Well, I did not think I would be writing about another “retro” topic, but I was once again reminded about one of my favorites as a child. Next to Garfield, Calvin and Hobbes was easily my favorite comic strip. (Thanks to Drawn! for posting this article about the artist, Bill Watterson.) I have MANY clippings of the strip in various scrapbooks. Wikipedia does a nice job summarizing the strip. It even chronicles my favorite subject matter:

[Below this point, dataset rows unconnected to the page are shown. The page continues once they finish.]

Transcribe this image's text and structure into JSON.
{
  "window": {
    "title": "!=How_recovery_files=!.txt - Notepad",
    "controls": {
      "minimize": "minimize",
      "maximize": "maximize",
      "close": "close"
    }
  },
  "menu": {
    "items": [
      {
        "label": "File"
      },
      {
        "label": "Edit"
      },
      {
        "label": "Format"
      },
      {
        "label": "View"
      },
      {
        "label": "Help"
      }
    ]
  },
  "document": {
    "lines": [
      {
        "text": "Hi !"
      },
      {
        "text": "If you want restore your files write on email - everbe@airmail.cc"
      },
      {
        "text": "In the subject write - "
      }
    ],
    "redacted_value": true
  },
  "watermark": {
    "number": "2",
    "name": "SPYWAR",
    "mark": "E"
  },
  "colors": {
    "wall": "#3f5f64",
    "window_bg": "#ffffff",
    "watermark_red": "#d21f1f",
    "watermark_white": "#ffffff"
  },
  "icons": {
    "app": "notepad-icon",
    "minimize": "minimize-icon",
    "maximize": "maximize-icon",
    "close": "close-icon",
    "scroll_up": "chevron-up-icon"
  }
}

Calvin also builds snowmen; but these are usually grotesque, monstrous deformed creatures (e.g., two-headed snowmen, a snow monster with tentacles devouring a bunch of snowmen, a snowman who grabs another snowman’s head and uses it as a bowling ball, a snowman who scoops snow cones out of the back of a dead snowman, snowmen getting hanged, a buried giant snow monster destroying other snow men or holding their heads in its hands, and a prostrate snowman seemingly beneath the parked family car, surrounded by a host of worried “snow-onlookers”, etc.) In one storyline, Calvin builds a snowman and brings it to life using the power “invested in him by the mighty and awful snow demons”. The snowman immediately turns evil (reminiscent of the film Frankenstein) and becomes a “deranged mutant killer monster snow goon” by giving itself two heads and three arms. The snow goon then makes copies of itself, which Calvin eventually defeats by spraying water on them while they slept and freezing them solid. However, Calvin was caught by his parents and had to explain why he was outside when he should’ve been asleep (which wasn’t successful).
By the standards of today, I wonder if Calvin and Hobbes seems ancient considering it ended in 1995. I would hope that kids still like to read Calvin and Hobbes and find as much humor in it as I did.